The pay gap and the departures from the profession come at a time when fewer students than ever are considering teaching, even as communities across the country grapple with teacher shortages.

In Utah, administrators are considering allowing professionals with relevant experience in areas such as computer science or business to join the teaching ranks without having to earn teaching certification. In Arizona and California, some districts have turned to the Philippines to recruit teachers, and the U.S. Department of Education has created a directory of shortages nationwide.

At the same time, the U.S. has lagged far behind its peers in global education assessment rankings, languishing in the middle of the pack. Economists, education analysts, and President Barack Obama have all declared that the well-paying jobs of the future—and, by extension, the nation’s economy—depend on a workforce with a quality education.

To Mishel, the problems have an easy fix: Improve teacher pay. But education budgets haven’t rebounded from the Great Recession, and increases in funding aren’t likely.

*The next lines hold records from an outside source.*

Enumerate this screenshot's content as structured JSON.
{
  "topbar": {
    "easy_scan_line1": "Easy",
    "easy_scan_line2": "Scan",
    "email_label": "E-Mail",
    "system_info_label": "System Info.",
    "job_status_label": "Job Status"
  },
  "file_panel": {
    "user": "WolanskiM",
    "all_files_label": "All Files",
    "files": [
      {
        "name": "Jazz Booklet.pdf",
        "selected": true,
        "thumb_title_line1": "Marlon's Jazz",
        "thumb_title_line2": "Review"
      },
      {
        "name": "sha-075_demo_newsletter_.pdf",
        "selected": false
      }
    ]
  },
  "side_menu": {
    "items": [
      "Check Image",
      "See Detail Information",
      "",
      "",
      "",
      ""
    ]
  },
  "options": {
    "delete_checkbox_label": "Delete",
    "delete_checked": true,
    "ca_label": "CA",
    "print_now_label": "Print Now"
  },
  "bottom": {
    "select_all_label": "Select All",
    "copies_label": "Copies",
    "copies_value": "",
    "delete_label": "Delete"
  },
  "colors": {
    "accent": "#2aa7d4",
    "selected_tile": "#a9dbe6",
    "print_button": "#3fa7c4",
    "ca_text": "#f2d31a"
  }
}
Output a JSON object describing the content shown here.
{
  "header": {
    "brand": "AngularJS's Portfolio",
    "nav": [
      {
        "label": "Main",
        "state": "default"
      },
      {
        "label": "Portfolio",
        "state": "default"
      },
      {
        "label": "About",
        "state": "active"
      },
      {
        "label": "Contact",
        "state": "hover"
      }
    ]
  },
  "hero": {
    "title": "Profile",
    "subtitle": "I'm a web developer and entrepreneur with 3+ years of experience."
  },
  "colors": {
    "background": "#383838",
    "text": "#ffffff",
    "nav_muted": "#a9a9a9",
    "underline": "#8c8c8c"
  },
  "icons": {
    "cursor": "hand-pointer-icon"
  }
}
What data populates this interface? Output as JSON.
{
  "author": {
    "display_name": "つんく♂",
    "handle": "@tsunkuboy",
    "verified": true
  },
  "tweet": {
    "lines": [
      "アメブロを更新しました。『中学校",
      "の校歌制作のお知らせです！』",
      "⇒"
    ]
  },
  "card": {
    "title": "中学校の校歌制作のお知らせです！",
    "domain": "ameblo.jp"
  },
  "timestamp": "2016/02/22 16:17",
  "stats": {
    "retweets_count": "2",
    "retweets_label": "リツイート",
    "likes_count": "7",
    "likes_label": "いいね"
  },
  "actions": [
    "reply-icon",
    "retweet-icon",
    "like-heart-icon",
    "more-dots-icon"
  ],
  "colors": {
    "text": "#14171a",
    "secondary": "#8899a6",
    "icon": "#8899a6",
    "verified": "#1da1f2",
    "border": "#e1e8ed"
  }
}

Teachers “aren’t rolling in the dough,” Mishel said. “If we really want to value [and create] a quality teaching workforce, we’re going to have to pay them.”